We can cut a small triangle off the corner of a square and then fit the two pieces together. Can you work out how these shapes are made from the two pieces?

Can you picture where this letter "F" will be on the grid if you flip it in these different ways?

If you can post the triangle with either the blue or yellow colour face up, how many ways can it be posted altogether?

Find out how we can describe the "symmetries" of this triangle and investigate some combinations of rotating and flipping it.

Can you recreate this Indian screen pattern? Can you make up similar patterns of your own?

Can you work out what kind of rotation produced this pattern of pegs in our pegboard?

A brief video looking at how you can sometimes use symmetry to distinguish knots. Can you use this idea to investigate the differences between the granny knot and the reef knot?

Use the interactivity to find out how many quarter turns the man must rotate through to look like each of the pictures.

Can you see which tile is the odd one out in this design? Using the basic tile, can you make a repeating pattern to decorate our wall?

How many different ways can you find of fitting five hexagons together? How will you know you have found all the ways?

What happens to these capital letters when they are rotated through one half turn, or flipped sideways and from top to bottom?

Create a pattern on the left-hand grid. How could you extend your pattern on the right-hand grid?

What is the relationship between these first two shapes? Which shape relates to the third one in the same way? Can you explain why?

Have you ever noticed the patterns in car wheel trims? These questions will make you look at car wheels in a different way!

What is the same and what is different about these tiling patterns and how do they contribute to the floor as a whole?

Watch this "Notes on a Triangle" film. Can you recreate parts of the film using cut-out triangles?

This problem explores the shapes and symmetries in some national flags.

What mathematical words can be used to describe this floor covering? How many different shapes can you see inside this photograph?
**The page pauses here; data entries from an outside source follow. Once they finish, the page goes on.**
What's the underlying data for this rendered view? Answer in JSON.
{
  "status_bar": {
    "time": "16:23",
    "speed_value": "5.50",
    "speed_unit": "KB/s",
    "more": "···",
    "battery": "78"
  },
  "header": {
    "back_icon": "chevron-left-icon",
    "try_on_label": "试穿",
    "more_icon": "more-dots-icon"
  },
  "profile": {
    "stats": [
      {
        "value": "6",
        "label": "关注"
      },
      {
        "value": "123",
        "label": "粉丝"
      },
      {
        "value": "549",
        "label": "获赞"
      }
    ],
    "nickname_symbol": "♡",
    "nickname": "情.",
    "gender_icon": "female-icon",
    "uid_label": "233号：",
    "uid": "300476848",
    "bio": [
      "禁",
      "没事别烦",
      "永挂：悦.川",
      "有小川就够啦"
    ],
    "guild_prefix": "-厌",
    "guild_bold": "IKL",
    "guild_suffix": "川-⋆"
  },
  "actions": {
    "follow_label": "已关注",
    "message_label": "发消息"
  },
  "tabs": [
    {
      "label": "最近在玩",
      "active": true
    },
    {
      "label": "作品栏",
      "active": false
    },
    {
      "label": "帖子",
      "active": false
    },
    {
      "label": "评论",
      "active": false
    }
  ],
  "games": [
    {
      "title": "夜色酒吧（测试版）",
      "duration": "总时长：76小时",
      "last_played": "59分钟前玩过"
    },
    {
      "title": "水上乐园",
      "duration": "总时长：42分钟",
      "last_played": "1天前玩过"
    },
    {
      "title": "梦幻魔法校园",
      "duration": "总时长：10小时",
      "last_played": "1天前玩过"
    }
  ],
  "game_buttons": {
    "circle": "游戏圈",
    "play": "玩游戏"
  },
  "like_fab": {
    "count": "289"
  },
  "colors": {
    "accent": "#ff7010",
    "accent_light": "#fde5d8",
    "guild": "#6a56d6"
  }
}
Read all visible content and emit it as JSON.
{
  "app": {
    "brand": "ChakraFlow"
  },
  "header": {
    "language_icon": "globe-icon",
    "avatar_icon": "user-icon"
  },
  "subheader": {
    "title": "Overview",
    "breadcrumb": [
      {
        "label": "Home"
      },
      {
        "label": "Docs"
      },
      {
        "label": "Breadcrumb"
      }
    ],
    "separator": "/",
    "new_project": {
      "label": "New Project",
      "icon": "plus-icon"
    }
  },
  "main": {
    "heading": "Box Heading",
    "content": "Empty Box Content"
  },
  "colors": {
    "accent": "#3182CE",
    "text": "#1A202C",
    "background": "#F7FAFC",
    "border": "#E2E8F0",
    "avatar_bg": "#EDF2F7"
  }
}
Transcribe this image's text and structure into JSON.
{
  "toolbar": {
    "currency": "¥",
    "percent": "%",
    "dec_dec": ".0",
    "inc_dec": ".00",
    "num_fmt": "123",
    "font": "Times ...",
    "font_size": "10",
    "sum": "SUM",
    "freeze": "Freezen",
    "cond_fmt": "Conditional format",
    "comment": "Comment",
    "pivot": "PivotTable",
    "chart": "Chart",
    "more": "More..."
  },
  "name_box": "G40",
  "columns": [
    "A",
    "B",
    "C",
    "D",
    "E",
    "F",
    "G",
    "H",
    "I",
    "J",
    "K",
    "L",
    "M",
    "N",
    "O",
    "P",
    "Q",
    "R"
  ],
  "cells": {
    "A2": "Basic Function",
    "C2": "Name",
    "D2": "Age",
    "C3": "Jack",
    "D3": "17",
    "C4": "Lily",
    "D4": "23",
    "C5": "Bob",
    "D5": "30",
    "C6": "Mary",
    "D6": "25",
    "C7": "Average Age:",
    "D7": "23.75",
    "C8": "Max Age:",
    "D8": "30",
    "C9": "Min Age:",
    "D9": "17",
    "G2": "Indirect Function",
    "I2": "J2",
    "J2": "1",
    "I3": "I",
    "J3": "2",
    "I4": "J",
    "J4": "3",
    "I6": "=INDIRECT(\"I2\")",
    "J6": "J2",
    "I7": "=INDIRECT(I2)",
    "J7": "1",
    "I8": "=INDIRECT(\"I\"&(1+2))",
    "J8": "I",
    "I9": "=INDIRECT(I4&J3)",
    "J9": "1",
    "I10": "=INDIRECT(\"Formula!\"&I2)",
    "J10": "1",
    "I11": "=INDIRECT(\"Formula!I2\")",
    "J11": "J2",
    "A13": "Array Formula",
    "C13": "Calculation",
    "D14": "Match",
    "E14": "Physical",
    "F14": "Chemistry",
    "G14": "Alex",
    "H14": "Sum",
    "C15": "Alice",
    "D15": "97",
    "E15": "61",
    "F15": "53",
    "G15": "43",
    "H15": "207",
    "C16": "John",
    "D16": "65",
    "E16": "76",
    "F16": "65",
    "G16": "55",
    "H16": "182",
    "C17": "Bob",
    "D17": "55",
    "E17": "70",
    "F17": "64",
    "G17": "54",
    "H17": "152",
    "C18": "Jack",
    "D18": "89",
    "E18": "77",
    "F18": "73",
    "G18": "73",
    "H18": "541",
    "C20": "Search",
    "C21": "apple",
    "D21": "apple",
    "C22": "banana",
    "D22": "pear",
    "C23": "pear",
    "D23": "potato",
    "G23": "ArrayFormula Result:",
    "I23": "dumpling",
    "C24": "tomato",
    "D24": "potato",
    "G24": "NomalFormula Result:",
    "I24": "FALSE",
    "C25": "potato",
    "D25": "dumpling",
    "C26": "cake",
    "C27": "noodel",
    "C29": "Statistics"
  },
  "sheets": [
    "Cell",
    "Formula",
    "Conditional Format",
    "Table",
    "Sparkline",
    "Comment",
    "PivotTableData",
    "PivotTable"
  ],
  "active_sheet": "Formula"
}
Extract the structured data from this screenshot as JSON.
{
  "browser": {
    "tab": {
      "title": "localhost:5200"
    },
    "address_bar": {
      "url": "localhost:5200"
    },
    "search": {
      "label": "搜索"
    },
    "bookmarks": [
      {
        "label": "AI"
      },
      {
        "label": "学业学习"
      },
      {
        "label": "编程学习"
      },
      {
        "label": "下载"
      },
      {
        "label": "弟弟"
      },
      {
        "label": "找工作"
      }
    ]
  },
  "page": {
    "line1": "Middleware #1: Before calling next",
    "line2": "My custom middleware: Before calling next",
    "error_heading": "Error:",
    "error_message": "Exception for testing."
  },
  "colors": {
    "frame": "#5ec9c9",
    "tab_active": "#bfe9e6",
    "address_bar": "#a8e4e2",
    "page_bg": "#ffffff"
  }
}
How can these shapes be cut in half to make two shapes the same shape and size? Can you find more than one way to do it?

This article describes the scope for practical exploration of tessellations both in and out of the classroom. It seems a golden opportunity to link art with maths, allowing the creative side of your. . . .

What are the coordinates of this shape after it has been transformed in the ways described? Compare these with the original coordinates. What do you notice about the numbers?

Overlaying pentominoes can produce some effective patterns. Why not use LOGO to try out some of the ideas suggested here?

Use the clues about the symmetrical properties of these letters to place them on the grid.

This article describes a practical approach to enhance the teaching and learning of coordinates.

This article for teachers suggests ideas for activities built around 10 and 2010.

This investigation explores using different shapes as the hands of the clock. What things occur as the the hands move.

Plex lets you specify a mapping between points and their images. Then you can draw and see the transformed image.